"So what is lightning, lightning is when there is an electrical imbalance between the storm cloud and the ground and it wants to equalize. Like if you rub your feet on the carpet in the winter, and you're building up a charge as soon as you touch something it discharges. Lightning is a thunderstorm discharging," Pellerito says.
In fact according to the National Weather Service, this discharge carries up to a Billion Volts! And it can and DOES strike the same thing twice.
"Lightning likes to carry through certain objects better than others. I'm talking metal, or even water itself or large trees," says Pellerito.
Over half of lightning deaths occur with victims being outside in an open field, such as a golf course or ball park.

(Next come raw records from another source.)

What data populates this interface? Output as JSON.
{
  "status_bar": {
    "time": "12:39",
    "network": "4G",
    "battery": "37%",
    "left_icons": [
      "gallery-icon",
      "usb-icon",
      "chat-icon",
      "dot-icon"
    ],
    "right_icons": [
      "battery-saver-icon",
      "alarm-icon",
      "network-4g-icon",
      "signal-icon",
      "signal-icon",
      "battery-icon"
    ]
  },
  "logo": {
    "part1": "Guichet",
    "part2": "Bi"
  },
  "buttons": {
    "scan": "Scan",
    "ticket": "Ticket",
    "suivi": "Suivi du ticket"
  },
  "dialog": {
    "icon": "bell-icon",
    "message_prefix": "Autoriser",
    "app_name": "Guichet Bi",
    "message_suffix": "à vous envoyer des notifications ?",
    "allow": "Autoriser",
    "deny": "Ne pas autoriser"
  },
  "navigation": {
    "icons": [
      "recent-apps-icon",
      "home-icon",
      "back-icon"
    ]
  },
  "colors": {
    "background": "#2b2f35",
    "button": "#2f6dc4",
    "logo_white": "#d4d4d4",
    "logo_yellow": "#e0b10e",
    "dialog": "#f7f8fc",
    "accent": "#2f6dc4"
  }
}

Nearly a quarter of lightning deaths occur underneath trees.
Pellerito states, "Lightning wants to seek the most direct path from the cloud to the ground. If you are that tallest object you are basically inviting yourself to get struck. If your kids are outside playing ball in the middle of a wide open field, they ARE that tallest object. And lastly if you run under a tree a single solitary tree to take shelter from the storm you're basically standing right next to a lightning rod."
While a tree is bad to hide in, a car is safer. The metal frame acts almost like a cage, to ground the charge. As long as you are not touching the car at the moment it is struck, you will be safe. The car also doesn't remain electrified.
In similar fashion a lightning rod can protect your home by providing a source to the ground that's not through the circuits of your home. Pellerito also says Surge protectors are also a handy investment too. .
The NWS also stresses that wearing or having metal on you, like jewelry or a cell phone, does NOT attract lightning. Height, a pointy shape and isolation from other objects are the main lightning attractors.
Lightning General Info: https://www.nssl.noaa.gov/education/svrwx101/lightning/faq/
NWS Lightning Safety Awareness Week: http://www.lightningsafety.noaa.gov/index.htm